Medical Economics magazine has published its annual physician income survey. In a nutshell, income growth is slow, less than inflation overall, and by working with another physician or physicians, whether in an expense-sharing arrangement or group practice, income per physician rises.
Bigger paychecks reflect several advantages enjoyed by larger groups. They’re often in a stronger position to negotiate fees with insurers. They can raise more capital to invest in income-producing ancillary services such as diagnostic imaging. And they may be able to lower overhead per doctor through their collective buying power and shared resources
Of course, not all physicians are leaving solo practice. As with any other profession or business, money is not what always drives people. Solo practice offers freedoms and independence that diminishes in a group setting. Partnering with another physician is like a marriage — the partners have to work out issues of decision making, expenses, hiring, work habits, call, and so on. In short: Money and power.

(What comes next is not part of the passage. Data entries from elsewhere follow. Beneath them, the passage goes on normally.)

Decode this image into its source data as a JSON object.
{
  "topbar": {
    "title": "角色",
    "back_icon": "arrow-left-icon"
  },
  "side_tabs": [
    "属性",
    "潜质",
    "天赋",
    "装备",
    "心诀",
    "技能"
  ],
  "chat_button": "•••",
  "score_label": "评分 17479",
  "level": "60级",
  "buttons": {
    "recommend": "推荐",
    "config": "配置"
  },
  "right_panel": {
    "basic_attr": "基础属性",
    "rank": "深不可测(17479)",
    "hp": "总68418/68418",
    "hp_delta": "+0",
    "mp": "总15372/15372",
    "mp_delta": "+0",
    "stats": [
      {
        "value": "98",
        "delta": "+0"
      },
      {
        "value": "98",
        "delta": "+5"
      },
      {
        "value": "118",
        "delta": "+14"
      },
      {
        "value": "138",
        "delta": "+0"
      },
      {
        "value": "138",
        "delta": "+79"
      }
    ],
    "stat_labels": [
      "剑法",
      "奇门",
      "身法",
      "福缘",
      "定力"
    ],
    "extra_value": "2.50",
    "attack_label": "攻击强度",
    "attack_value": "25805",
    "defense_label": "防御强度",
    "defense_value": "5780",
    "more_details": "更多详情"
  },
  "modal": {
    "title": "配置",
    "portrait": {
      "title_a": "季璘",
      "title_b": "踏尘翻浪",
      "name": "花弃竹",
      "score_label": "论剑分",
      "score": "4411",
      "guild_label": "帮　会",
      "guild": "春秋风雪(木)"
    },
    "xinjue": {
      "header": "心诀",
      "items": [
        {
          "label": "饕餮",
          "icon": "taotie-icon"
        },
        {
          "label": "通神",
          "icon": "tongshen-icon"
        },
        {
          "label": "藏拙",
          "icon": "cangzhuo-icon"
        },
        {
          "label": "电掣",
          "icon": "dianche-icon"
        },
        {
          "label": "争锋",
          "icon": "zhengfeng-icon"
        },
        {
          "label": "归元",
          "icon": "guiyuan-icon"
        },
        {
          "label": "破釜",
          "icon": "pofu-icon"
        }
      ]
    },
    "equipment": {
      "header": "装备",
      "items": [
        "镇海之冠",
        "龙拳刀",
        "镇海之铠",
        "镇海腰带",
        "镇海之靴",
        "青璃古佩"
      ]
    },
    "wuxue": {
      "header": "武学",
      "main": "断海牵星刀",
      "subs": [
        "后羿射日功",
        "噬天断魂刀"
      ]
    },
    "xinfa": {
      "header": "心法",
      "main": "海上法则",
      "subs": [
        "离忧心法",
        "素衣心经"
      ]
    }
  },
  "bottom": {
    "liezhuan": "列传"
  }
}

So, for a bit more than one third of primary care physicians, solo practice remains their choice.
The takeaway: Your first decision is whether or not you want to be in a group or solo; if in a group, whether a small group or a larger one.

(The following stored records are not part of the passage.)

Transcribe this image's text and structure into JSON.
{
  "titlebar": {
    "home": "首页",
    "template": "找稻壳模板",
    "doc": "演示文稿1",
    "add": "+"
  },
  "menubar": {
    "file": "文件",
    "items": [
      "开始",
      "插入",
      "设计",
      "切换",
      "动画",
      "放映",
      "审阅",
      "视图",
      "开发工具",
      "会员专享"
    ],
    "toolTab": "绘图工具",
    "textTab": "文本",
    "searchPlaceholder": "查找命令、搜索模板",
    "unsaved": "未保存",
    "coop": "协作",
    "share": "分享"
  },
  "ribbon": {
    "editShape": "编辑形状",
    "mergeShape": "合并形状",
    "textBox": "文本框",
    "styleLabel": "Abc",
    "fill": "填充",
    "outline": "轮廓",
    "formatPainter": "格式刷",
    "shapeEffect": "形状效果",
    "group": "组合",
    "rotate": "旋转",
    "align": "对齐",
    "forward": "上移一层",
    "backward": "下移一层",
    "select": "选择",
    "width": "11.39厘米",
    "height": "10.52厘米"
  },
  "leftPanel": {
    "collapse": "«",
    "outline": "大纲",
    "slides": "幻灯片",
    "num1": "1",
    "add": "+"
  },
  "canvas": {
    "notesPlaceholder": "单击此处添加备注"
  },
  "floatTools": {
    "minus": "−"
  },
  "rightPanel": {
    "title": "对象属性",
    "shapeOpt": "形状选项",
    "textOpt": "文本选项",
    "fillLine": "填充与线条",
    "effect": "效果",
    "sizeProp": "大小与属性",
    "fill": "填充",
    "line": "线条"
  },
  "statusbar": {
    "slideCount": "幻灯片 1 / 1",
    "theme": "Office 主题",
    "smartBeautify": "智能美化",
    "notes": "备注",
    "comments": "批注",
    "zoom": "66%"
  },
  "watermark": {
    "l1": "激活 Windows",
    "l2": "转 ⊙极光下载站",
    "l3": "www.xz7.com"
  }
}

Regardless of size, increasing income year to year is harder to achieve with each year. the Medicare cuts take effect, 2008 is likely to see a drop in income. As part of your budget plan, you need to have a plan in place to deal with the Medicare cut, whether a staff layoff or reduction in total hours, cutting some discretionary expenses, freezing wages, and taking some of the cut yourself.

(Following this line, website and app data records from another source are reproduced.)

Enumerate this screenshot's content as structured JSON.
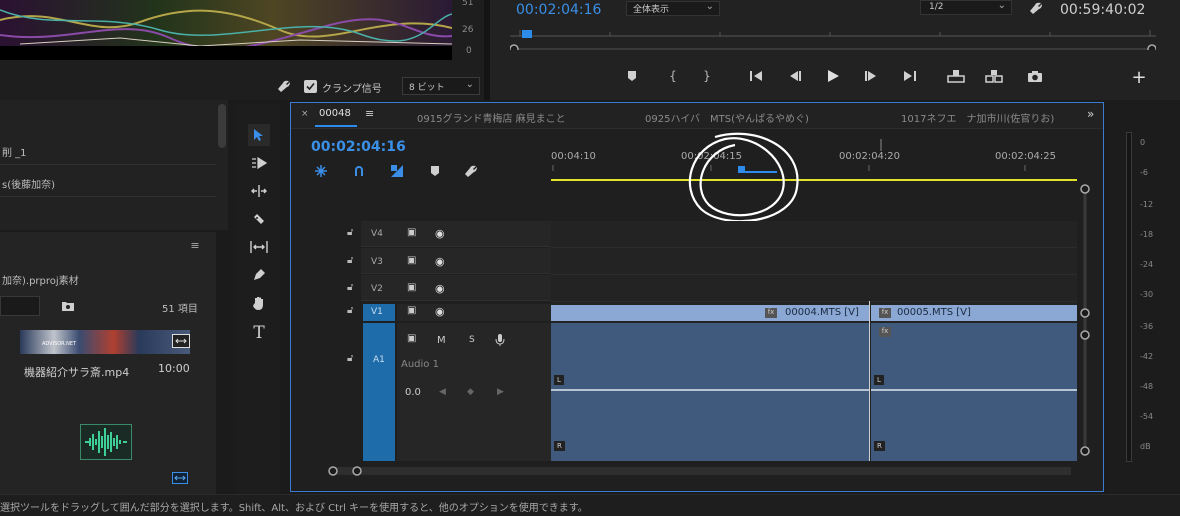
{
  "source_monitor": {
    "scale_labels": [
      "51",
      "26",
      "0"
    ],
    "clamp_label": "クランプ信号",
    "clamp_checked": true,
    "bit_depth": "8 ビット"
  },
  "program_monitor": {
    "timecode": "00:02:04:16",
    "fit": "全体表示",
    "resolution": "1/2",
    "duration": "00:59:40:02"
  },
  "project": {
    "row1": "削 _1",
    "row2": "s(後藤加奈)",
    "project_name": "加奈).prproj素材",
    "item_count": "51 項目",
    "clip_name": "機器紹介サラ斎.mp4",
    "clip_duration": "10:00",
    "thumb_text": "ADVISOR.NET"
  },
  "timeline": {
    "sequence_name": "00048",
    "tab2": "0915グランド青梅店 麻見まこと",
    "tab3": "0925ハイバ　MTS(やんぱるやめぐ)",
    "tab4": "1017ネフエ　ナ加市川(佐官りお)",
    "timecode": "00:02:04:16",
    "ruler": [
      "00:04:10",
      "00:02:04:15",
      "00:02:04:20",
      "00:02:04:25"
    ],
    "tracks": {
      "v4": "V4",
      "v3": "V3",
      "v2": "V2",
      "v1_src": "V1",
      "v1": "V1",
      "a1_src": "A1",
      "a1": "A1",
      "audio_name": "Audio 1",
      "mute": "M",
      "solo": "S",
      "volume": "0.0"
    },
    "clips": {
      "clip1": "00004.MTS [V]",
      "clip2": "00005.MTS [V]",
      "marker_l": "L",
      "marker_r": "R"
    }
  },
  "audio_meter": {
    "scale": [
      "0",
      "-6",
      "-12",
      "-18",
      "-24",
      "-30",
      "-36",
      "-42",
      "-48",
      "-54",
      "dB"
    ]
  },
  "status_bar": {
    "text": "選択ツールをドラッグして囲んだ部分を選択します。Shift、Alt、および Ctrl キーを使用すると、他のオプションを使用できます。"
  },
  "colors": {
    "accent": "#2d8ceb",
    "clip_video": "#8aa8d3",
    "clip_audio": "#3f5a7c",
    "playhead_line": "#e3e22a",
    "source_track": "#1f6cab"
  }
}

You are likely to have no choice but to assume some of the cut yourself — cutting your staff and expenses can make it more difficult for you to maximize your volume of services and billings. It’s a bad situation — don’t make it worse.